Meghalaya: Demonetization leave Tir Counters in dilemma; sleepless nights for dream catchers!


While the demonetization effect has had its impact-positive and negative  in various sections and domains of a common man's life-both personal and professional, there is this one sphere of business in Meghalaya that remains badly conjured due to curtailing of Rs. 500 and Rs. 1000 notes and that is the 'Teer' or 'Tir' counters.

The 'Teer' business was an ever flourishing and an undying trademark business of the state where the ritual of archery that has passed down through generations was kept alive by associating it with gambling that became a business quite unsurpassed in its nature. But the question is, for how long would this thrive in the same manner? The answer to this came on the midnight of November 8th 2016 when at around 8pm, Prime Minister Narendra Modi announced that Rs. 500 and Rs. 1000 would no longer be legal tender notes from the midnight of the very day.

It may be mentioned that as of 2011, the government on an average made Rs.2.6 million per year for issuing Teer licences. There were over 1,500 Teer licensees in Meghalaya by 2011. It is obvious that in 5 years, the government has given various license permits to many more Teer counters that have flourished in and around the state.
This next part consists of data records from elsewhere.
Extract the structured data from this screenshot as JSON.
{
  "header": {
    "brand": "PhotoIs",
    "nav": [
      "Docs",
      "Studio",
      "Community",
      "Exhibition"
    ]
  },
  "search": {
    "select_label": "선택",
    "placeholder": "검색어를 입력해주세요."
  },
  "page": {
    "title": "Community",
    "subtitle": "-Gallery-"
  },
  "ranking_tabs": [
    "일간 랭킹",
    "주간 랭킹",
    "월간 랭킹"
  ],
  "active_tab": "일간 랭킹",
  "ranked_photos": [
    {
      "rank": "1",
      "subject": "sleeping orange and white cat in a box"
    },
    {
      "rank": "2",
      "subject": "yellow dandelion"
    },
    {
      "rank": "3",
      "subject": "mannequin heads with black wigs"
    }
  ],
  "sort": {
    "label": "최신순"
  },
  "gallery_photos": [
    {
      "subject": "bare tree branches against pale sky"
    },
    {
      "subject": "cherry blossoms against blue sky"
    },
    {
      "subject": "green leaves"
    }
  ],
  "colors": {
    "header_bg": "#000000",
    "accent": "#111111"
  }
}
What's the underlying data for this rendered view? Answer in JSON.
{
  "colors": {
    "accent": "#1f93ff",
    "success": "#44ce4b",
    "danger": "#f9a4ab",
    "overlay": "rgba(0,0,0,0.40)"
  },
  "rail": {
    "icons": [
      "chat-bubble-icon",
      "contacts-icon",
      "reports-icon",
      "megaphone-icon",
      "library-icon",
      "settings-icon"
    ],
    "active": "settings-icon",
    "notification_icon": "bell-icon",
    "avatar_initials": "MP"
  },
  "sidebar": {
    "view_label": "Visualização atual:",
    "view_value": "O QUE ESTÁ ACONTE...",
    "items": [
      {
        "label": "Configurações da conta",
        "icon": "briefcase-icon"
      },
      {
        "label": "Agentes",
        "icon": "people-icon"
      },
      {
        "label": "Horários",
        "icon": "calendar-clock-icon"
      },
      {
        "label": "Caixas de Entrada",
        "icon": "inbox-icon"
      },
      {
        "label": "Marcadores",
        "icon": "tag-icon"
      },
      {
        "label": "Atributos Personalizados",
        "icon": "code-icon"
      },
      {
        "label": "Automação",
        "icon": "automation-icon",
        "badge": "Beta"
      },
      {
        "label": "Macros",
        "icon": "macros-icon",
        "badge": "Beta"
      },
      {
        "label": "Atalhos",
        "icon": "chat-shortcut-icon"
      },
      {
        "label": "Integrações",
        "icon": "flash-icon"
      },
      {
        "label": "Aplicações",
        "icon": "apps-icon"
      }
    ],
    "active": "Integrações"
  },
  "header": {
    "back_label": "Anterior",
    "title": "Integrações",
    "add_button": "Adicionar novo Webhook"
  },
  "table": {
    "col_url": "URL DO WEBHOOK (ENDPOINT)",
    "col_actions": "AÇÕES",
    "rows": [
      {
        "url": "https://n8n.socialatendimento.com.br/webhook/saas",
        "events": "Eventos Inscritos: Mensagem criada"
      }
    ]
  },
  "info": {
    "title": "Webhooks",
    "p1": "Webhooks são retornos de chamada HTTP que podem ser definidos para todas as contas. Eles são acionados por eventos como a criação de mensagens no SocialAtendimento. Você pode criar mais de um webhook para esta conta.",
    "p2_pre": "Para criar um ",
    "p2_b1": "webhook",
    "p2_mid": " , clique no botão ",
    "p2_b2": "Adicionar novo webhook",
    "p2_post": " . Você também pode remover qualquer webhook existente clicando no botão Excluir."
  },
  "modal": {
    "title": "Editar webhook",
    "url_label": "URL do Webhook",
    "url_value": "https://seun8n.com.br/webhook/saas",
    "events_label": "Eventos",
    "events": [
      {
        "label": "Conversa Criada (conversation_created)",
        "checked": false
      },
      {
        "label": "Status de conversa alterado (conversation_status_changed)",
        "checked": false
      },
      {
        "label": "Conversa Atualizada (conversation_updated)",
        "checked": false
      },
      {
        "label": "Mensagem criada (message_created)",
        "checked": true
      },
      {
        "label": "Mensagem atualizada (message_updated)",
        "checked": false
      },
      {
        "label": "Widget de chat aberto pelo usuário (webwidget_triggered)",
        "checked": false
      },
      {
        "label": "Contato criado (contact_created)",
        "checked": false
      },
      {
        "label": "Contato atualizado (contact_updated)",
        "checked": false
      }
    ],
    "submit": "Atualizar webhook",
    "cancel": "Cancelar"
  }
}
Now imagine what demonetization must have done to the owners of these counters, leave alone the people addicted to taking part in them!

'Teer' also known as the game of Dreams has become an uphill task now that the dream interpreters have lost sleep due to spending sleepless hours outside ATMs and banks, lining up in queues to exchange their  illegal money for some viable cash!

As TNT-The Northeast Today delved deeper into the plight of those involved in this business, a revelation was underway. Kong Beth (name changed), a teer counter manager said, "It has been a hard time for us since Modi announced the demonetization policy. At first we were accepting 500 and 1000 notes given by people to us in return for the change we had but now, we have also run out of change. The few people who took part in Teer for an amount below Rs. 500 do not want to part with their valuable change anymore. We are running at a loss! There has been a 50 per cent drop in the earnings since that day. We do not know whether to continue or to close down. It is a difficult decision for us!", she sighed.

Kong Beth takes care of her 2 kids from the money she earns through managing the Teer counter at Jhalupara in Shillong. With an earning of Rs. 300 per day from the counter, she runs her family of 3 and now, she is in a dilemma so as to what must her next step be. Kong Beth and many like her are in a state of confusion and fear. Owners of teer counters who made lakhs per day are now at a fix.

Amidst the dilemma, it will be interesting to see the plight of the government which made almost 2.6 million per year from teer counters. Common men, women, children and government have not escaped this economic renaissance.

Teer is legal in Shillong. It is one of the most organized gambling systems in India. But you need a dream and a bit of luck to play this game! It will be interesting to see the dream catchers catch their sleep now before they can even dream of anything, leave alone the interpretation part!

Shweta Raj Kanwar for TNT-The Northeast Today

Image Courtesy: Maps of India